Sometimes a local issue comes along which serves to make my brain hurt very badly as it raises so many others and I simply don't have the answers. The news last week that a Chippenham farmer nearby is proposing to convert 35 acres of his land to solar panels falls firmly into this category. That's 'solar farming' on the scale of around 15,000 moveable panels, each the size of a door and arranged in rows in a field(s) to maximise their capture of the sun's energy.
There was quite a lot of talk about it on Saturday at our local resident's association quiz evening which NAH and I attended*. We're now expecting a 'call for action' email any day now and naturally the main point of concern raised so far is what this means from an aesthetics viewpoint.
That's the least of my concerns and I'm having a major tussle with myself over whether this is a good thing or not. My greener living head says it is because it means we're making more use of a renewable energy, but my we as a nation need to grow more of our own food head is rather concerned about another way in which our farmland is being taken out of cultivation.
I can also appreciate the farmer's viewpoint. If I was he and I found a scheme which pays for itself in about ten years and then offers a guaranteed income for 15 years way above what I could get from conventional farming, I'd be giving it some serious thought too.
But then I'm sure the last government didn't quite have 'solar farming' on this scale in mind when they set up the Feed in Tariff scheme to help them meet their 2020 carbon emission reduction targets. This is chiefly designed to encourage home owners and small businesses to set up solar panels on their roofs: indeed I've been trying to persuade NAH that we should do so. The reports I've found so far in places like the Daily Mail and by The Energy Conservation Group aren't in agreement on if and how long the larger field sized schemes will be allowed to continue.
What seems to be clear is that any legislation plugging this loophole won't be applied retrospectively, so we can expect lots more planning applications by farmers for solar panels in England over the next year or so. I wonder how much of our farmland will be taken out of production as a result.

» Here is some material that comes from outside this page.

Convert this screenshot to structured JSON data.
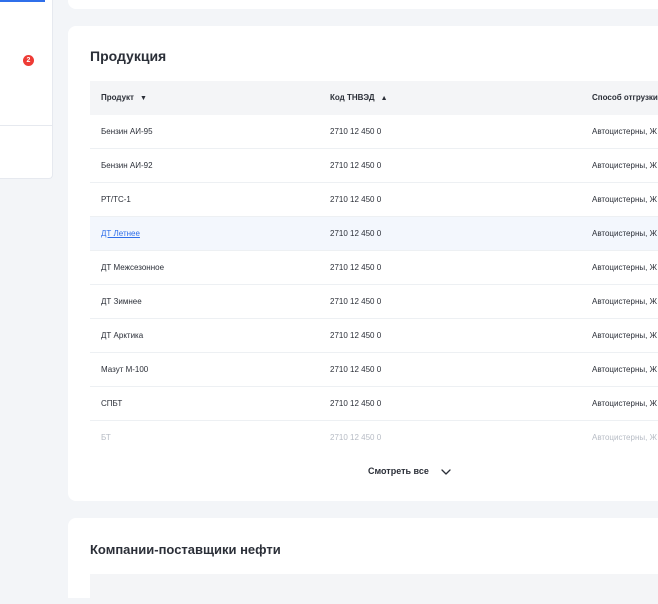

I also wonder how the land will be managed over the 25 year life-cycle of this scheme. The local farmland in question is currently used for grazing, but I don't think animals will be allowed to coexist alongside the panels. If not, how is the vegetation going to be kept in check all that time so it doesn't block the sun? I can't see the land being co-managed for wildlife either. And what happens to all the paraphernalia when the land is restored back to how it is now? Does this give us net good or bad benefits (environmental or otherwise) over the life-cycle?
As usual with these things I have more questions than answers and I see there's a public meeting arranged about this issue next month. Perhaps I'll get some answers then?
* = which we won - hurrah!
NB Having no picture to hand of what massed banks of solar panels in a field look like (though this link to the article about this issue in my local paper gives you fair idea), I've used a photo courtesy of David Moniaux via Wikimedia.
Update 7th Feb 2011: The government have announced today a review of the FIT scheme as it isn't designed for solar farms such as the one I've discussed. More details here.